** Problem to work on **
Retype the data that follows line by line, exactly, and leave its pictures out.

────────────────────

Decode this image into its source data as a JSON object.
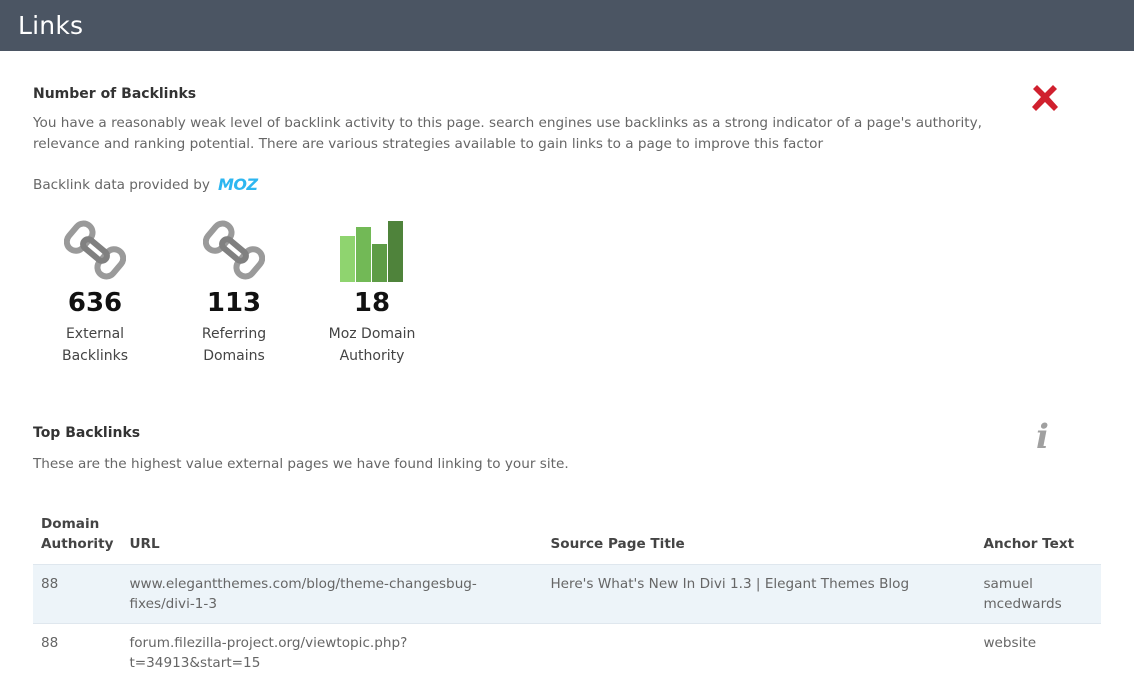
{
  "header": {
    "title": "Links"
  },
  "backlinks_section": {
    "title": "Number of Backlinks",
    "description": "You have a reasonably weak level of backlink activity to this page. search engines use backlinks as a strong indicator of a page's authority, relevance and ranking potential. There are various strategies available to gain links to a page to improve this factor",
    "status_icon": "red-cross-icon",
    "provider_text": "Backlink data provided by",
    "provider_logo": "MOZ",
    "metrics": [
      {
        "icon": "chain-link-icon",
        "value": "636",
        "label": "External Backlinks"
      },
      {
        "icon": "chain-link-icon",
        "value": "113",
        "label": "Referring Domains"
      },
      {
        "icon": "bar-chart-icon",
        "value": "18",
        "label": "Moz Domain Authority"
      }
    ]
  },
  "top_backlinks": {
    "title": "Top Backlinks",
    "description": "These are the highest value external pages we have found linking to your site.",
    "info_icon": "info-icon",
    "info_glyph": "i",
    "columns": [
      "Domain Authority",
      "URL",
      "Source Page Title",
      "Anchor Text"
    ],
    "rows": [
      {
        "domain_authority": "88",
        "url": "www.elegantthemes.com/blog/theme-changesbug-fixes/divi-1-3",
        "source_title": "Here's What's New In Divi 1.3 | Elegant Themes Blog",
        "anchor_text": "samuel mcedwards"
      },
      {
        "domain_authority": "88",
        "url": "forum.filezilla-project.org/viewtopic.php?t=34913&start=15",
        "source_title": "",
        "anchor_text": "website"
      }
    ]
  },
  "colors": {
    "header_bg": "#4b5563",
    "cross_red": "#d0202e",
    "moz_blue": "#2db6f0",
    "bar_greens": [
      "#8fd46f",
      "#72b956",
      "#5e9c46",
      "#4f833b"
    ],
    "row_highlight": "#edf4f9"
  }
}
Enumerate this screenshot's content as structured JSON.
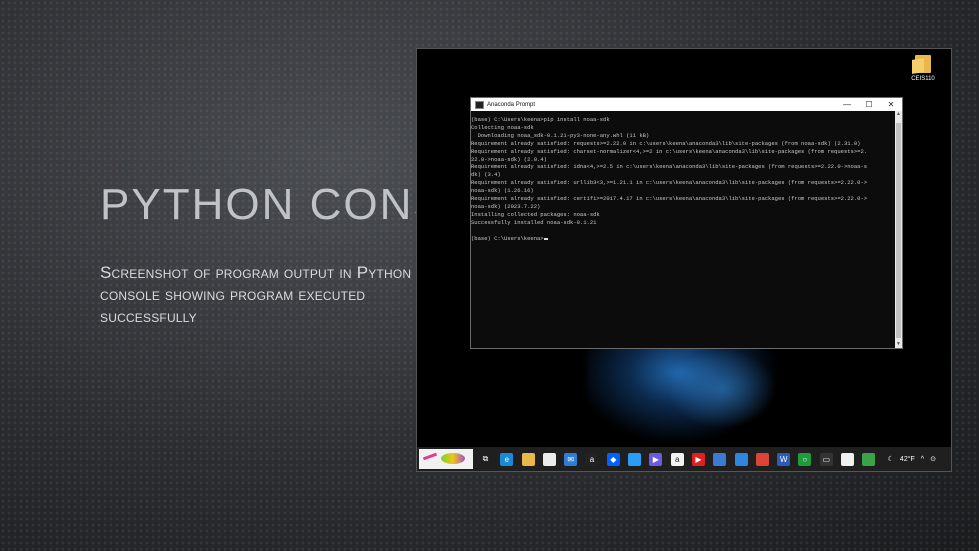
{
  "slide": {
    "title": "Python Cons",
    "subtitle": "Screenshot of program output in Python console showing program executed successfully"
  },
  "desktop": {
    "folder_label": "CEIS110"
  },
  "window": {
    "title": "Anaconda Prompt",
    "minimize": "—",
    "maximize": "☐",
    "close": "✕"
  },
  "terminal": {
    "lines": [
      "(base) C:\\Users\\keena>pip install noaa-sdk",
      "Collecting noaa-sdk",
      "  Downloading noaa_sdk-0.1.21-py3-none-any.whl (11 kB)",
      "Requirement already satisfied: requests>=2.22.0 in c:\\users\\keena\\anaconda3\\lib\\site-packages (from noaa-sdk) (2.31.0)",
      "Requirement already satisfied: charset-normalizer<4,>=2 in c:\\users\\keena\\anaconda3\\lib\\site-packages (from requests>=2.",
      "22.0->noaa-sdk) (2.0.4)",
      "Requirement already satisfied: idna<4,>=2.5 in c:\\users\\keena\\anaconda3\\lib\\site-packages (from requests>=2.22.0->noaa-s",
      "dk) (3.4)",
      "Requirement already satisfied: urllib3<3,>=1.21.1 in c:\\users\\keena\\anaconda3\\lib\\site-packages (from requests>=2.22.0->",
      "noaa-sdk) (1.26.16)",
      "Requirement already satisfied: certifi>=2017.4.17 in c:\\users\\keena\\anaconda3\\lib\\site-packages (from requests>=2.22.0->",
      "noaa-sdk) (2023.7.22)",
      "Installing collected packages: noaa-sdk",
      "Successfully installed noaa-sdk-0.1.21",
      "",
      "(base) C:\\Users\\keena>"
    ]
  },
  "taskbar": {
    "icons": [
      {
        "name": "task-view-icon",
        "color": "#1f1f1f",
        "glyph": "⧉"
      },
      {
        "name": "edge-icon",
        "color": "#1a8ad4",
        "glyph": "e"
      },
      {
        "name": "file-explorer-icon",
        "color": "#e8b84a",
        "glyph": ""
      },
      {
        "name": "news-icon",
        "color": "#ececec",
        "glyph": ""
      },
      {
        "name": "mail-icon",
        "color": "#2f7dd6",
        "glyph": "✉"
      },
      {
        "name": "amazon-icon",
        "color": "#222222",
        "glyph": "a"
      },
      {
        "name": "dropbox-icon",
        "color": "#0061fe",
        "glyph": "◆"
      },
      {
        "name": "cloud-app-icon",
        "color": "#2a9df4",
        "glyph": ""
      },
      {
        "name": "media-player-icon",
        "color": "#6b5be0",
        "glyph": "▶"
      },
      {
        "name": "amazon-app-icon",
        "color": "#f2f2f2",
        "glyph": "a"
      },
      {
        "name": "youtube-icon",
        "color": "#e02020",
        "glyph": "▶"
      },
      {
        "name": "store-bag-icon",
        "color": "#3b7bd4",
        "glyph": ""
      },
      {
        "name": "store-icon",
        "color": "#2e86de",
        "glyph": ""
      },
      {
        "name": "chrome-icon",
        "color": "#db4437",
        "glyph": ""
      },
      {
        "name": "word-icon",
        "color": "#2b5bb8",
        "glyph": "W"
      },
      {
        "name": "xbox-icon",
        "color": "#1e9c3a",
        "glyph": "○"
      },
      {
        "name": "terminal-icon",
        "color": "#333333",
        "glyph": "▭"
      },
      {
        "name": "jupyter-icon",
        "color": "#f0f0f0",
        "glyph": ""
      },
      {
        "name": "anaconda-icon",
        "color": "#3aa34a",
        "glyph": ""
      }
    ],
    "weather_temp": "42°F",
    "tray_arrow": "^",
    "tray_icon": "⊙"
  },
  "colors": {
    "terminal_bg": "#0c0c0c",
    "terminal_text": "#c9c9c9",
    "slide_text": "#bfc2c6"
  }
}
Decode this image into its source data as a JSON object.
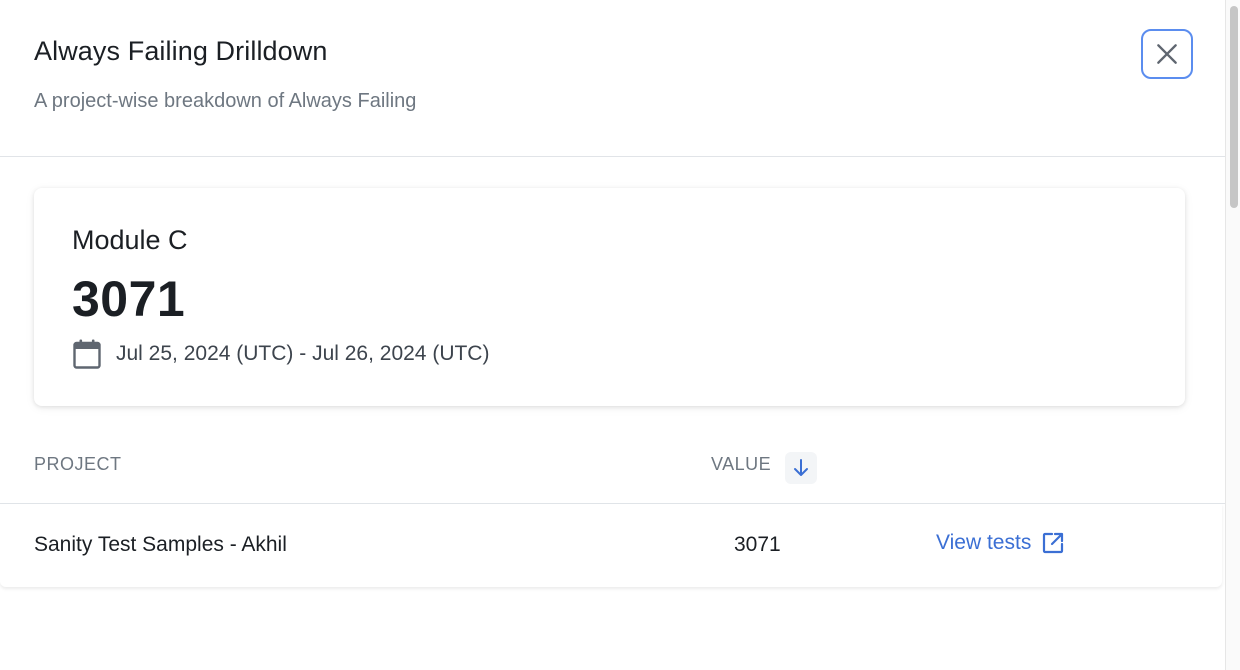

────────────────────

** Exercise answer **
Decode this image into its source data as a JSON object.
{
  "header": {
    "title": "Links"
  },
  "backlinks_section": {
    "title": "Number of Backlinks",
    "description": "You have a reasonably weak level of backlink activity to this page. search engines use backlinks as a strong indicator of a page's authority, relevance and ranking potential. There are various strategies available to gain links to a page to improve this factor",
    "status_icon": "red-cross-icon",
    "provider_text": "Backlink data provided by",
    "provider_logo": "MOZ",
    "metrics": [
      {
        "icon": "chain-link-icon",
        "value": "636",
        "label": "External Backlinks"
      },
      {
        "icon": "chain-link-icon",
        "value": "113",
        "label": "Referring Domains"
      },
      {
        "icon": "bar-chart-icon",
        "value": "18",
        "label": "Moz Domain Authority"
      }
    ]
  },
  "top_backlinks": {
    "title": "Top Backlinks",
    "description": "These are the highest value external pages we have found linking to your site.",
    "info_icon": "info-icon",
    "info_glyph": "i",
    "columns": [
      "Domain Authority",
      "URL",
      "Source Page Title",
      "Anchor Text"
    ],
    "rows": [
      {
        "domain_authority": "88",
        "url": "www.elegantthemes.com/blog/theme-changesbug-fixes/divi-1-3",
        "source_title": "Here's What's New In Divi 1.3 | Elegant Themes Blog",
        "anchor_text": "samuel mcedwards"
      },
      {
        "domain_authority": "88",
        "url": "forum.filezilla-project.org/viewtopic.php?t=34913&start=15",
        "source_title": "",
        "anchor_text": "website"
      }
    ]
  },
  "colors": {
    "header_bg": "#4b5563",
    "cross_red": "#d0202e",
    "moz_blue": "#2db6f0",
    "bar_greens": [
      "#8fd46f",
      "#72b956",
      "#5e9c46",
      "#4f833b"
    ],
    "row_highlight": "#edf4f9"
  }
}
Enumerate this screenshot's content as structured JSON.
{
  "slide": {
    "title": "Python Cons",
    "subtitle": "Screenshot of program output in Python console showing program executed successfully"
  },
  "desktop": {
    "folder_label": "CEIS110"
  },
  "window": {
    "title": "Anaconda Prompt",
    "minimize": "—",
    "maximize": "☐",
    "close": "✕"
  },
  "terminal": {
    "lines": [
      "(base) C:\\Users\\keena>pip install noaa-sdk",
      "Collecting noaa-sdk",
      "  Downloading noaa_sdk-0.1.21-py3-none-any.whl (11 kB)",
      "Requirement already satisfied: requests>=2.22.0 in c:\\users\\keena\\anaconda3\\lib\\site-packages (from noaa-sdk) (2.31.0)",
      "Requirement already satisfied: charset-normalizer<4,>=2 in c:\\users\\keena\\anaconda3\\lib\\site-packages (from requests>=2.",
      "22.0->noaa-sdk) (2.0.4)",
      "Requirement already satisfied: idna<4,>=2.5 in c:\\users\\keena\\anaconda3\\lib\\site-packages (from requests>=2.22.0->noaa-s",
      "dk) (3.4)",
      "Requirement already satisfied: urllib3<3,>=1.21.1 in c:\\users\\keena\\anaconda3\\lib\\site-packages (from requests>=2.22.0->",
      "noaa-sdk) (1.26.16)",
      "Requirement already satisfied: certifi>=2017.4.17 in c:\\users\\keena\\anaconda3\\lib\\site-packages (from requests>=2.22.0->",
      "noaa-sdk) (2023.7.22)",
      "Installing collected packages: noaa-sdk",
      "Successfully installed noaa-sdk-0.1.21",
      "",
      "(base) C:\\Users\\keena>"
    ]
  },
  "taskbar": {
    "icons": [
      {
        "name": "task-view-icon",
        "color": "#1f1f1f",
        "glyph": "⧉"
      },
      {
        "name": "edge-icon",
        "color": "#1a8ad4",
        "glyph": "e"
      },
      {
        "name": "file-explorer-icon",
        "color": "#e8b84a",
        "glyph": ""
      },
      {
        "name": "news-icon",
        "color": "#ececec",
        "glyph": ""
      },
      {
        "name": "mail-icon",
        "color": "#2f7dd6",
        "glyph": "✉"
      },
      {
        "name": "amazon-icon",
        "color": "#222222",
        "glyph": "a"
      },
      {
        "name": "dropbox-icon",
        "color": "#0061fe",
        "glyph": "◆"
      },
      {
        "name": "cloud-app-icon",
        "color": "#2a9df4",
        "glyph": ""
      },
      {
        "name": "media-player-icon",
        "color": "#6b5be0",
        "glyph": "▶"
      },
      {
        "name": "amazon-app-icon",
        "color": "#f2f2f2",
        "glyph": "a"
      },
      {
        "name": "youtube-icon",
        "color": "#e02020",
        "glyph": "▶"
      },
      {
        "name": "store-bag-icon",
        "color": "#3b7bd4",
        "glyph": ""
      },
      {
        "name": "store-icon",
        "color": "#2e86de",
        "glyph": ""
      },
      {
        "name": "chrome-icon",
        "color": "#db4437",
        "glyph": ""
      },
      {
        "name": "word-icon",
        "color": "#2b5bb8",
        "glyph": "W"
      },
      {
        "name": "xbox-icon",
        "color": "#1e9c3a",
        "glyph": "○"
      },
      {
        "name": "terminal-icon",
        "color": "#333333",
        "glyph": "▭"
      },
      {
        "name": "jupyter-icon",
        "color": "#f0f0f0",
        "glyph": ""
      },
      {
        "name": "anaconda-icon",
        "color": "#3aa34a",
        "glyph": ""
      }
    ],
    "weather_temp": "42°F",
    "tray_arrow": "^",
    "tray_icon": "⊙"
  },
  "colors": {
    "terminal_bg": "#0c0c0c",
    "terminal_text": "#c9c9c9",
    "slide_text": "#bfc2c6"
  }
}
Decode this image into its source data as a JSON object.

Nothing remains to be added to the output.